(Entries from a dataset of interfaces)
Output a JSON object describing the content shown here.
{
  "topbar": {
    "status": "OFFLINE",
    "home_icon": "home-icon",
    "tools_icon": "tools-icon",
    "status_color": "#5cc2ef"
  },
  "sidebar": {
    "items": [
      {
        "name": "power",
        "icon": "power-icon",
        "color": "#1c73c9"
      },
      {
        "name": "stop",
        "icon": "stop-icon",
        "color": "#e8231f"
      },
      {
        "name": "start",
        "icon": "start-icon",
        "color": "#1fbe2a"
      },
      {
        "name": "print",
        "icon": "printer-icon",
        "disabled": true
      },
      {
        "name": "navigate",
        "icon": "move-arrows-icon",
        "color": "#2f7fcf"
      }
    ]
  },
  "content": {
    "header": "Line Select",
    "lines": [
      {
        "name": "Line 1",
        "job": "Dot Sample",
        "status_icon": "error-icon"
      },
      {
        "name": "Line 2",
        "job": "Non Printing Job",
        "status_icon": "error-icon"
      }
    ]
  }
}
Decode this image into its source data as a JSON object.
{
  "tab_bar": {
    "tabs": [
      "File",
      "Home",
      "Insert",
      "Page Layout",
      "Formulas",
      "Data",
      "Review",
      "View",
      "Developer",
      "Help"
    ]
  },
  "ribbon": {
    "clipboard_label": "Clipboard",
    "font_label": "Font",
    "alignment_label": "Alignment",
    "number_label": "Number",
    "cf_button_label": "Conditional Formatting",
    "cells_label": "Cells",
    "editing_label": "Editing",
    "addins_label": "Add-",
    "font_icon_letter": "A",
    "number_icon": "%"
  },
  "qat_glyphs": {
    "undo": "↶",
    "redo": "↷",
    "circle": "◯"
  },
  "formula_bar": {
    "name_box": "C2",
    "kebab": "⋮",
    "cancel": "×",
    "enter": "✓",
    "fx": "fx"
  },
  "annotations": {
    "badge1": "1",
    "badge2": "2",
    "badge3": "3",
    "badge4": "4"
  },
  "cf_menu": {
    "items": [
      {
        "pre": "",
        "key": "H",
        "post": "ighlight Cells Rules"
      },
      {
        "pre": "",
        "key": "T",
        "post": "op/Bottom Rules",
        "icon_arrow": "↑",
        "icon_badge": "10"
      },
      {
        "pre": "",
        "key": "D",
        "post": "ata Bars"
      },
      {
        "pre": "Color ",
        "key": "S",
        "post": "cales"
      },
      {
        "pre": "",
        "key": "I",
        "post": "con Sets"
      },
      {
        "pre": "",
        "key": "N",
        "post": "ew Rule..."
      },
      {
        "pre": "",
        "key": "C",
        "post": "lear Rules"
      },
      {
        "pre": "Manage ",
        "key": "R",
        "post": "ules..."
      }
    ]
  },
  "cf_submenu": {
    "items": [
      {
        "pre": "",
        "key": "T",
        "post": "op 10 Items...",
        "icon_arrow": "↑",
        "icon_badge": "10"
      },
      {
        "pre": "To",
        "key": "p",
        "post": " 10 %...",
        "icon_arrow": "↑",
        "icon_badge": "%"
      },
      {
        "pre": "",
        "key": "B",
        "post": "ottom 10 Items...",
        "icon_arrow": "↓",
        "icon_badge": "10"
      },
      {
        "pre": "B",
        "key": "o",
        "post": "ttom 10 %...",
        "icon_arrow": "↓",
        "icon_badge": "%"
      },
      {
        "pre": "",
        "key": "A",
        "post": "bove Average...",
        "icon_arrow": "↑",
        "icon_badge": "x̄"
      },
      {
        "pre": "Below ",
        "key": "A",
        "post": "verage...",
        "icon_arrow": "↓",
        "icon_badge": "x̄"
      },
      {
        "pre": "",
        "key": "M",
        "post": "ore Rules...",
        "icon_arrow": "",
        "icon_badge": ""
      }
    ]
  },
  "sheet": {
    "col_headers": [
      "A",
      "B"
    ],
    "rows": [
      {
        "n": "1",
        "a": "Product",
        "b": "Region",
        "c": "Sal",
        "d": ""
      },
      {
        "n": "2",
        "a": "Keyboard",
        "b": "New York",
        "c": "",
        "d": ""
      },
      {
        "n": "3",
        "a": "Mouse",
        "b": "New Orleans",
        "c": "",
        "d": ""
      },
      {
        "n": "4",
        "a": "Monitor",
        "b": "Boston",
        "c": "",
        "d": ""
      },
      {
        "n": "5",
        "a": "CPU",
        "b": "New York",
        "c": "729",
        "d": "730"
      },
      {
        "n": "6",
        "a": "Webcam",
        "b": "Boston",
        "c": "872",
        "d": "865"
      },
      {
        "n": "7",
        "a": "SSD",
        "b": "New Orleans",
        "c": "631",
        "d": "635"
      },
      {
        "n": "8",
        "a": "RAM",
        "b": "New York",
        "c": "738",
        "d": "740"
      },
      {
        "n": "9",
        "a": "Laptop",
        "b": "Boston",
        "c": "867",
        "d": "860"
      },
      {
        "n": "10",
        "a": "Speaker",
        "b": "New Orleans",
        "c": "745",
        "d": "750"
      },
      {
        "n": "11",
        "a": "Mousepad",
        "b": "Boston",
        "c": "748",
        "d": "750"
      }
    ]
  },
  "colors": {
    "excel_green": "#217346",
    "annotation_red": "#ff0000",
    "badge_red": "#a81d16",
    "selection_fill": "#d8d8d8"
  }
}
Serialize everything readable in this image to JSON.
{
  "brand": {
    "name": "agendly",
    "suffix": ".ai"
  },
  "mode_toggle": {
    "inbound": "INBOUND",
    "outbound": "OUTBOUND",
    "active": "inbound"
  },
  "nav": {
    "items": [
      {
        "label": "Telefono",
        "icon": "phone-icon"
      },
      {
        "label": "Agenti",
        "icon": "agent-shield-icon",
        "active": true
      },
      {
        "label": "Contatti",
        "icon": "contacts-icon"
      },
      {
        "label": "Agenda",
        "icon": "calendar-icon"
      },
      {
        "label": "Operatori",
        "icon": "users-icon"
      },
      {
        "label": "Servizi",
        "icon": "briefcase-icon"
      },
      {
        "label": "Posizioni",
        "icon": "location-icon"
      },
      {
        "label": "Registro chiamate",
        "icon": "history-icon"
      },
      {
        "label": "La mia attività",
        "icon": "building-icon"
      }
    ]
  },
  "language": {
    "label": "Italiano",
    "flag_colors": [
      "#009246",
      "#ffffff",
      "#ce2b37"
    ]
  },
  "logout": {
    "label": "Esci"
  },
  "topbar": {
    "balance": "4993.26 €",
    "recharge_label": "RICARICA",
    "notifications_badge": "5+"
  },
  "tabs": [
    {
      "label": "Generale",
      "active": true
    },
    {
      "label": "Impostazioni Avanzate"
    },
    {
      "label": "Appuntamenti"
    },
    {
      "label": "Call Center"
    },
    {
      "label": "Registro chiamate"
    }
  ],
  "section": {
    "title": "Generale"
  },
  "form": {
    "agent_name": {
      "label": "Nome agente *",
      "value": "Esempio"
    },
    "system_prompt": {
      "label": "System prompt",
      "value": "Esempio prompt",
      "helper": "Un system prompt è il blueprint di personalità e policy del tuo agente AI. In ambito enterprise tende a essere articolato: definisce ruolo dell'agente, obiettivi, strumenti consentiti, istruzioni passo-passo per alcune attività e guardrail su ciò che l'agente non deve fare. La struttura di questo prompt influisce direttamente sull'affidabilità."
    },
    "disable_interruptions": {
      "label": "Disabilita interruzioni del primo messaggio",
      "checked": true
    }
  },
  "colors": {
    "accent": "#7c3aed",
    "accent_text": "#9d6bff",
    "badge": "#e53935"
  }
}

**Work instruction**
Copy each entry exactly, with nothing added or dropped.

**Solution to this exercise**
Output a JSON object describing the content shown here.
{
  "topbar": {
    "status": "OFFLINE",
    "home_icon": "home-icon",
    "tools_icon": "tools-icon",
    "status_color": "#5cc2ef"
  },
  "sidebar": {
    "items": [
      {
        "name": "power",
        "icon": "power-icon",
        "color": "#1c73c9"
      },
      {
        "name": "stop",
        "icon": "stop-icon",
        "color": "#e8231f"
      },
      {
        "name": "start",
        "icon": "start-icon",
        "color": "#1fbe2a"
      },
      {
        "name": "print",
        "icon": "printer-icon",
        "disabled": true
      },
      {
        "name": "navigate",
        "icon": "move-arrows-icon",
        "color": "#2f7fcf"
      }
    ]
  },
  "content": {
    "header": "Line Select",
    "lines": [
      {
        "name": "Line 1",
        "job": "Dot Sample",
        "status_icon": "error-icon"
      },
      {
        "name": "Line 2",
        "job": "Non Printing Job",
        "status_icon": "error-icon"
      }
    ]
  }
}
Decode this image into its source data as a JSON object.
{
  "tab_bar": {
    "tabs": [
      "File",
      "Home",
      "Insert",
      "Page Layout",
      "Formulas",
      "Data",
      "Review",
      "View",
      "Developer",
      "Help"
    ]
  },
  "ribbon": {
    "clipboard_label": "Clipboard",
    "font_label": "Font",
    "alignment_label": "Alignment",
    "number_label": "Number",
    "cf_button_label": "Conditional Formatting",
    "cells_label": "Cells",
    "editing_label": "Editing",
    "addins_label": "Add-",
    "font_icon_letter": "A",
    "number_icon": "%"
  },
  "qat_glyphs": {
    "undo": "↶",
    "redo": "↷",
    "circle": "◯"
  },
  "formula_bar": {
    "name_box": "C2",
    "kebab": "⋮",
    "cancel": "×",
    "enter": "✓",
    "fx": "fx"
  },
  "annotations": {
    "badge1": "1",
    "badge2": "2",
    "badge3": "3",
    "badge4": "4"
  },
  "cf_menu": {
    "items": [
      {
        "pre": "",
        "key": "H",
        "post": "ighlight Cells Rules"
      },
      {
        "pre": "",
        "key": "T",
        "post": "op/Bottom Rules",
        "icon_arrow": "↑",
        "icon_badge": "10"
      },
      {
        "pre": "",
        "key": "D",
        "post": "ata Bars"
      },
      {
        "pre": "Color ",
        "key": "S",
        "post": "cales"
      },
      {
        "pre": "",
        "key": "I",
        "post": "con Sets"
      },
      {
        "pre": "",
        "key": "N",
        "post": "ew Rule..."
      },
      {
        "pre": "",
        "key": "C",
        "post": "lear Rules"
      },
      {
        "pre": "Manage ",
        "key": "R",
        "post": "ules..."
      }
    ]
  },
  "cf_submenu": {
    "items": [
      {
        "pre": "",
        "key": "T",
        "post": "op 10 Items...",
        "icon_arrow": "↑",
        "icon_badge": "10"
      },
      {
        "pre": "To",
        "key": "p",
        "post": " 10 %...",
        "icon_arrow": "↑",
        "icon_badge": "%"
      },
      {
        "pre": "",
        "key": "B",
        "post": "ottom 10 Items...",
        "icon_arrow": "↓",
        "icon_badge": "10"
      },
      {
        "pre": "B",
        "key": "o",
        "post": "ttom 10 %...",
        "icon_arrow": "↓",
        "icon_badge": "%"
      },
      {
        "pre": "",
        "key": "A",
        "post": "bove Average...",
        "icon_arrow": "↑",
        "icon_badge": "x̄"
      },
      {
        "pre": "Below ",
        "key": "A",
        "post": "verage...",
        "icon_arrow": "↓",
        "icon_badge": "x̄"
      },
      {
        "pre": "",
        "key": "M",
        "post": "ore Rules...",
        "icon_arrow": "",
        "icon_badge": ""
      }
    ]
  },
  "sheet": {
    "col_headers": [
      "A",
      "B"
    ],
    "rows": [
      {
        "n": "1",
        "a": "Product",
        "b": "Region",
        "c": "Sal",
        "d": ""
      },
      {
        "n": "2",
        "a": "Keyboard",
        "b": "New York",
        "c": "",
        "d": ""
      },
      {
        "n": "3",
        "a": "Mouse",
        "b": "New Orleans",
        "c": "",
        "d": ""
      },
      {
        "n": "4",
        "a": "Monitor",
        "b": "Boston",
        "c": "",
        "d": ""
      },
      {
        "n": "5",
        "a": "CPU",
        "b": "New York",
        "c": "729",
        "d": "730"
      },
      {
        "n": "6",
        "a": "Webcam",
        "b": "Boston",
        "c": "872",
        "d": "865"
      },
      {
        "n": "7",
        "a": "SSD",
        "b": "New Orleans",
        "c": "631",
        "d": "635"
      },
      {
        "n": "8",
        "a": "RAM",
        "b": "New York",
        "c": "738",
        "d": "740"
      },
      {
        "n": "9",
        "a": "Laptop",
        "b": "Boston",
        "c": "867",
        "d": "860"
      },
      {
        "n": "10",
        "a": "Speaker",
        "b": "New Orleans",
        "c": "745",
        "d": "750"
      },
      {
        "n": "11",
        "a": "Mousepad",
        "b": "Boston",
        "c": "748",
        "d": "750"
      }
    ]
  },
  "colors": {
    "excel_green": "#217346",
    "annotation_red": "#ff0000",
    "badge_red": "#a81d16",
    "selection_fill": "#d8d8d8"
  }
}
Serialize everything readable in this image to JSON.
{
  "brand": {
    "name": "agendly",
    "suffix": ".ai"
  },
  "mode_toggle": {
    "inbound": "INBOUND",
    "outbound": "OUTBOUND",
    "active": "inbound"
  },
  "nav": {
    "items": [
      {
        "label": "Telefono",
        "icon": "phone-icon"
      },
      {
        "label": "Agenti",
        "icon": "agent-shield-icon",
        "active": true
      },
      {
        "label": "Contatti",
        "icon": "contacts-icon"
      },
      {
        "label": "Agenda",
        "icon": "calendar-icon"
      },
      {
        "label": "Operatori",
        "icon": "users-icon"
      },
      {
        "label": "Servizi",
        "icon": "briefcase-icon"
      },
      {
        "label": "Posizioni",
        "icon": "location-icon"
      },
      {
        "label": "Registro chiamate",
        "icon": "history-icon"
      },
      {
        "label": "La mia attività",
        "icon": "building-icon"
      }
    ]
  },
  "language": {
    "label": "Italiano",
    "flag_colors": [
      "#009246",
      "#ffffff",
      "#ce2b37"
    ]
  },
  "logout": {
    "label": "Esci"
  },
  "topbar": {
    "balance": "4993.26 €",
    "recharge_label": "RICARICA",
    "notifications_badge": "5+"
  },
  "tabs": [
    {
      "label": "Generale",
      "active": true
    },
    {
      "label": "Impostazioni Avanzate"
    },
    {
      "label": "Appuntamenti"
    },
    {
      "label": "Call Center"
    },
    {
      "label": "Registro chiamate"
    }
  ],
  "section": {
    "title": "Generale"
  },
  "form": {
    "agent_name": {
      "label": "Nome agente *",
      "value": "Esempio"
    },
    "system_prompt": {
      "label": "System prompt",
      "value": "Esempio prompt",
      "helper": "Un system prompt è il blueprint di personalità e policy del tuo agente AI. In ambito enterprise tende a essere articolato: definisce ruolo dell'agente, obiettivi, strumenti consentiti, istruzioni passo-passo per alcune attività e guardrail su ciò che l'agente non deve fare. La struttura di questo prompt influisce direttamente sull'affidabilità."
    },
    "disable_interruptions": {
      "label": "Disabilita interruzioni del primo messaggio",
      "checked": true
    }
  },
  "colors": {
    "accent": "#7c3aed",
    "accent_text": "#9d6bff",
    "badge": "#e53935"
  }
}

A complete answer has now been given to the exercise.